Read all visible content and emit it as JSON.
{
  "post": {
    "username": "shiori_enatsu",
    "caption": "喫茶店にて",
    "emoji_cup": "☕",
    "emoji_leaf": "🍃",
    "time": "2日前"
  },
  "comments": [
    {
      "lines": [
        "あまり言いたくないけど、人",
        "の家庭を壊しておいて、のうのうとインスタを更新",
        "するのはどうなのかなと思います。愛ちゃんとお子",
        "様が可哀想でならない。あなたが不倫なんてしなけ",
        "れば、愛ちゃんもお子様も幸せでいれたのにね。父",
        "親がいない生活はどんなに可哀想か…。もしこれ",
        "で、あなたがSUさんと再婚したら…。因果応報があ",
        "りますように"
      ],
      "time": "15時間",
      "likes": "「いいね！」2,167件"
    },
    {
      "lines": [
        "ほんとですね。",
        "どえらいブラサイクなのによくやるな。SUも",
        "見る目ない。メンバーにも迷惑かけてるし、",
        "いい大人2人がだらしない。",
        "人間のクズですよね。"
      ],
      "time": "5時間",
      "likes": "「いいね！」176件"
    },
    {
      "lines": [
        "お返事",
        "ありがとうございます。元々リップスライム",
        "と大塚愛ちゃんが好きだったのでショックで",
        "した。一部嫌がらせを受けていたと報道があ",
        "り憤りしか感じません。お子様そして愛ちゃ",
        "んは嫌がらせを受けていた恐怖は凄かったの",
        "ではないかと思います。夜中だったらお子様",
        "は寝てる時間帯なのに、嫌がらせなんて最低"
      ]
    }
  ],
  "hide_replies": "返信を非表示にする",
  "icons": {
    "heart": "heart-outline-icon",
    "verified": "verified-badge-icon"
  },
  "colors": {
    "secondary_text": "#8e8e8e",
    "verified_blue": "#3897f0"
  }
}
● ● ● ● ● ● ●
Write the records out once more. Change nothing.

Read all visible content and emit it as JSON.
{
  "post": {
    "username": "shiori_enatsu",
    "caption": "喫茶店にて",
    "emoji_cup": "☕",
    "emoji_leaf": "🍃",
    "time": "2日前"
  },
  "comments": [
    {
      "lines": [
        "あまり言いたくないけど、人",
        "の家庭を壊しておいて、のうのうとインスタを更新",
        "するのはどうなのかなと思います。愛ちゃんとお子",
        "様が可哀想でならない。あなたが不倫なんてしなけ",
        "れば、愛ちゃんもお子様も幸せでいれたのにね。父",
        "親がいない生活はどんなに可哀想か…。もしこれ",
        "で、あなたがSUさんと再婚したら…。因果応報があ",
        "りますように"
      ],
      "time": "15時間",
      "likes": "「いいね！」2,167件"
    },
    {
      "lines": [
        "ほんとですね。",
        "どえらいブラサイクなのによくやるな。SUも",
        "見る目ない。メンバーにも迷惑かけてるし、",
        "いい大人2人がだらしない。",
        "人間のクズですよね。"
      ],
      "time": "5時間",
      "likes": "「いいね！」176件"
    },
    {
      "lines": [
        "お返事",
        "ありがとうございます。元々リップスライム",
        "と大塚愛ちゃんが好きだったのでショックで",
        "した。一部嫌がらせを受けていたと報道があ",
        "り憤りしか感じません。お子様そして愛ちゃ",
        "んは嫌がらせを受けていた恐怖は凄かったの",
        "ではないかと思います。夜中だったらお子様",
        "は寝てる時間帯なのに、嫌がらせなんて最低"
      ]
    }
  ],
  "hide_replies": "返信を非表示にする",
  "icons": {
    "heart": "heart-outline-icon",
    "verified": "verified-badge-icon"
  },
  "colors": {
    "secondary_text": "#8e8e8e",
    "verified_blue": "#3897f0"
  }
}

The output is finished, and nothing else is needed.